--- What you will do ---
Please set out each line below exactly as it stands, without the images.

══════

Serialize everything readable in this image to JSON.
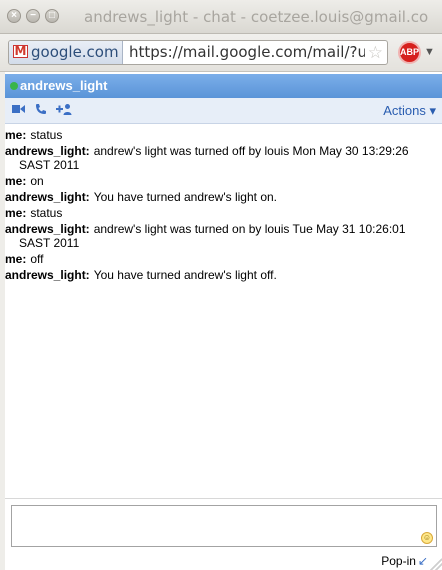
{
  "window": {
    "title": "andrews_light - chat - coetzee.louis@gmail.co",
    "buttons": [
      "×",
      "−",
      "□"
    ]
  },
  "address_bar": {
    "site_label": "google.com",
    "url": "https://mail.google.com/mail/?ui=",
    "star_icon": "star-icon",
    "extension_label": "ABP"
  },
  "chat": {
    "contact_name": "andrews_light",
    "status_color": "#39b54a",
    "toolbar": {
      "icons": [
        "video-icon",
        "phone-icon",
        "add-person-icon"
      ],
      "actions_label": "Actions ▾"
    },
    "messages": [
      {
        "sender": "me:",
        "text": "status"
      },
      {
        "sender": "andrews_light:",
        "text": "andrew's light was turned off by louis Mon May 30 13:29:26 SAST 2011"
      },
      {
        "sender": "me:",
        "text": "on"
      },
      {
        "sender": "andrews_light:",
        "text": "You have turned andrew's light on."
      },
      {
        "sender": "me:",
        "text": "status"
      },
      {
        "sender": "andrews_light:",
        "text": "andrew's light was turned on by louis Tue May 31 10:26:01 SAST 2011"
      },
      {
        "sender": "me:",
        "text": "off"
      },
      {
        "sender": "andrews_light:",
        "text": "You have turned andrew's light off."
      }
    ],
    "compose_value": "",
    "popin_label": "Pop-in"
  },
  "colors": {
    "header_blue": "#5a94d8",
    "accent_blue": "#3b6fc5"
  }
}
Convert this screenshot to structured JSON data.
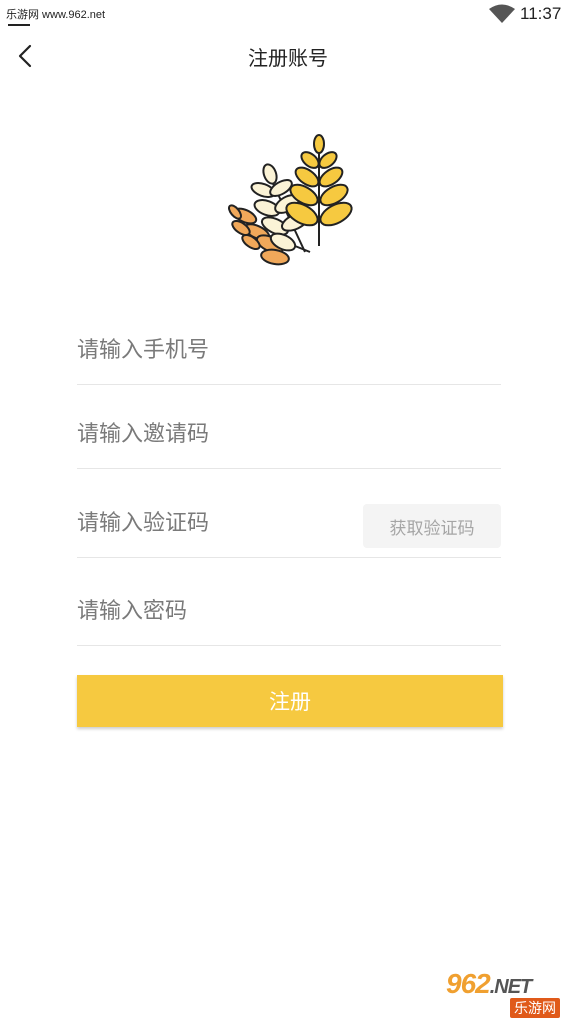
{
  "status_bar": {
    "left_text": "乐游网 www.962.net",
    "time": "11:37",
    "wifi_icon": "wifi-icon"
  },
  "header": {
    "back_icon": "chevron-left-icon",
    "title": "注册账号"
  },
  "logo": {
    "icon": "wheat-icon",
    "colors": {
      "gold": "#f6c940",
      "orange": "#f0a85a",
      "cream": "#fbf3d6"
    }
  },
  "form": {
    "phone_placeholder": "请输入手机号",
    "invite_placeholder": "请输入邀请码",
    "code_placeholder": "请输入验证码",
    "get_code_label": "获取验证码",
    "password_placeholder": "请输入密码",
    "register_label": "注册"
  },
  "colors": {
    "accent": "#f6c940",
    "divider": "#e6e6e6",
    "placeholder": "#7a7a7a"
  },
  "watermark": {
    "top_text": "962",
    "top_suffix": ".NET",
    "bottom_text": "乐游网"
  }
}
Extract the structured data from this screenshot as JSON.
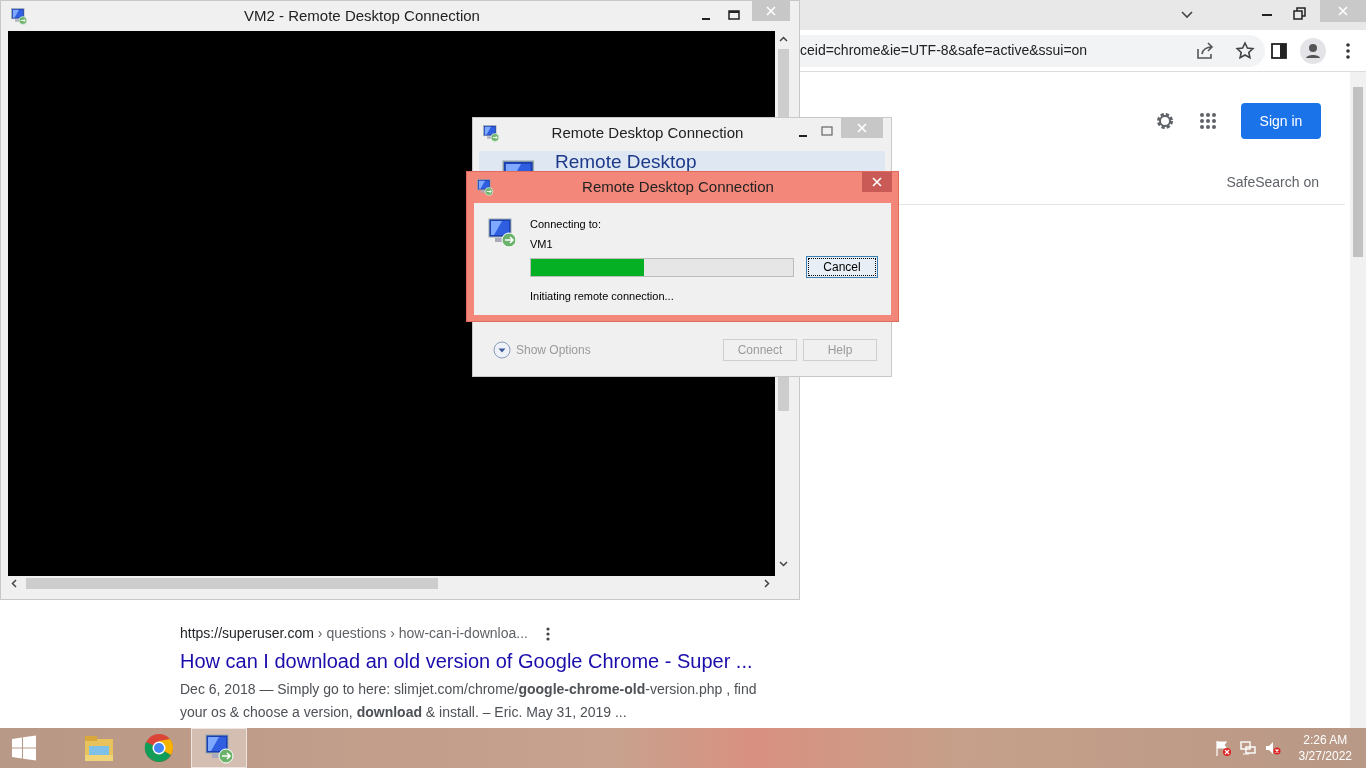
{
  "browser": {
    "url": "ceid=chrome&ie=UTF-8&safe=active&ssui=on",
    "sign_in": "Sign in",
    "safesearch": "SafeSearch on",
    "result": {
      "site": "https://superuser.com",
      "path": "› questions › how-can-i-downloa...",
      "title": "How can I download an old version of Google Chrome - Super ...",
      "snippet": "Dec 6, 2018 — Simply go to here: slimjet.com/chrome/**google-chrome-old**-version.php , find your os & choose a version, **download** & install. – Eric. May 31, 2019 ..."
    }
  },
  "remote_window": {
    "title": "VM2 - Remote Desktop Connection"
  },
  "connection_dialog": {
    "title": "Remote Desktop Connection",
    "banner": "Remote Desktop",
    "show_options": "Show Options",
    "buttons": [
      {
        "label": "Connect",
        "disabled": true
      },
      {
        "label": "Help",
        "disabled": true
      }
    ]
  },
  "progress_dialog": {
    "title": "Remote Desktop Connection",
    "connecting_label": "Connecting to:",
    "computer": "VM1",
    "level": 0.43,
    "status": "Initiating remote connection...",
    "cancel": "Cancel"
  },
  "taskbar": {
    "apps": [
      {
        "kind": "explorer",
        "selected": false
      },
      {
        "kind": "chrome",
        "selected": false
      },
      {
        "kind": "rdp",
        "selected": true
      }
    ],
    "time": "2:26 AM",
    "date": "3/27/2022"
  }
}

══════

--- Answer to the problem ---
Serialize everything readable in this image to JSON.
{
  "window": {
    "title": "andrews_light - chat - coetzee.louis@gmail.co",
    "buttons": [
      "×",
      "−",
      "□"
    ]
  },
  "address_bar": {
    "site_label": "google.com",
    "url": "https://mail.google.com/mail/?ui=",
    "star_icon": "star-icon",
    "extension_label": "ABP"
  },
  "chat": {
    "contact_name": "andrews_light",
    "status_color": "#39b54a",
    "toolbar": {
      "icons": [
        "video-icon",
        "phone-icon",
        "add-person-icon"
      ],
      "actions_label": "Actions ▾"
    },
    "messages": [
      {
        "sender": "me:",
        "text": "status"
      },
      {
        "sender": "andrews_light:",
        "text": "andrew's light was turned off by louis Mon May 30 13:29:26 SAST 2011"
      },
      {
        "sender": "me:",
        "text": "on"
      },
      {
        "sender": "andrews_light:",
        "text": "You have turned andrew's light on."
      },
      {
        "sender": "me:",
        "text": "status"
      },
      {
        "sender": "andrews_light:",
        "text": "andrew's light was turned on by louis Tue May 31 10:26:01 SAST 2011"
      },
      {
        "sender": "me:",
        "text": "off"
      },
      {
        "sender": "andrews_light:",
        "text": "You have turned andrew's light off."
      }
    ],
    "compose_value": "",
    "popin_label": "Pop-in"
  },
  "colors": {
    "header_blue": "#5a94d8",
    "accent_blue": "#3b6fc5"
  }
}
Convert this screenshot to structured JSON data.
{
  "status_bar": {
    "left_text": "乐游网 www.962.net",
    "time": "11:37",
    "wifi_icon": "wifi-icon"
  },
  "header": {
    "back_icon": "chevron-left-icon",
    "title": "注册账号"
  },
  "logo": {
    "icon": "wheat-icon",
    "colors": {
      "gold": "#f6c940",
      "orange": "#f0a85a",
      "cream": "#fbf3d6"
    }
  },
  "form": {
    "phone_placeholder": "请输入手机号",
    "invite_placeholder": "请输入邀请码",
    "code_placeholder": "请输入验证码",
    "get_code_label": "获取验证码",
    "password_placeholder": "请输入密码",
    "register_label": "注册"
  },
  "colors": {
    "accent": "#f6c940",
    "divider": "#e6e6e6",
    "placeholder": "#7a7a7a"
  },
  "watermark": {
    "top_text": "962",
    "top_suffix": ".NET",
    "bottom_text": "乐游网"
  }
}
Extract the structured data from this screenshot as JSON.
{
  "browser": {
    "url": "ceid=chrome&ie=UTF-8&safe=active&ssui=on",
    "sign_in": "Sign in",
    "safesearch": "SafeSearch on",
    "result": {
      "site": "https://superuser.com",
      "path": "› questions › how-can-i-downloa...",
      "title": "How can I download an old version of Google Chrome - Super ...",
      "snippet": "Dec 6, 2018 — Simply go to here: slimjet.com/chrome/**google-chrome-old**-version.php , find your os & choose a version, **download** & install. – Eric. May 31, 2019 ..."
    }
  },
  "remote_window": {
    "title": "VM2 - Remote Desktop Connection"
  },
  "connection_dialog": {
    "title": "Remote Desktop Connection",
    "banner": "Remote Desktop",
    "show_options": "Show Options",
    "buttons": [
      {
        "label": "Connect",
        "disabled": true
      },
      {
        "label": "Help",
        "disabled": true
      }
    ]
  },
  "progress_dialog": {
    "title": "Remote Desktop Connection",
    "connecting_label": "Connecting to:",
    "computer": "VM1",
    "level": 0.43,
    "status": "Initiating remote connection...",
    "cancel": "Cancel"
  },
  "taskbar": {
    "apps": [
      {
        "kind": "explorer",
        "selected": false
      },
      {
        "kind": "chrome",
        "selected": false
      },
      {
        "kind": "rdp",
        "selected": true
      }
    ],
    "time": "2:26 AM",
    "date": "3/27/2022"
  }
}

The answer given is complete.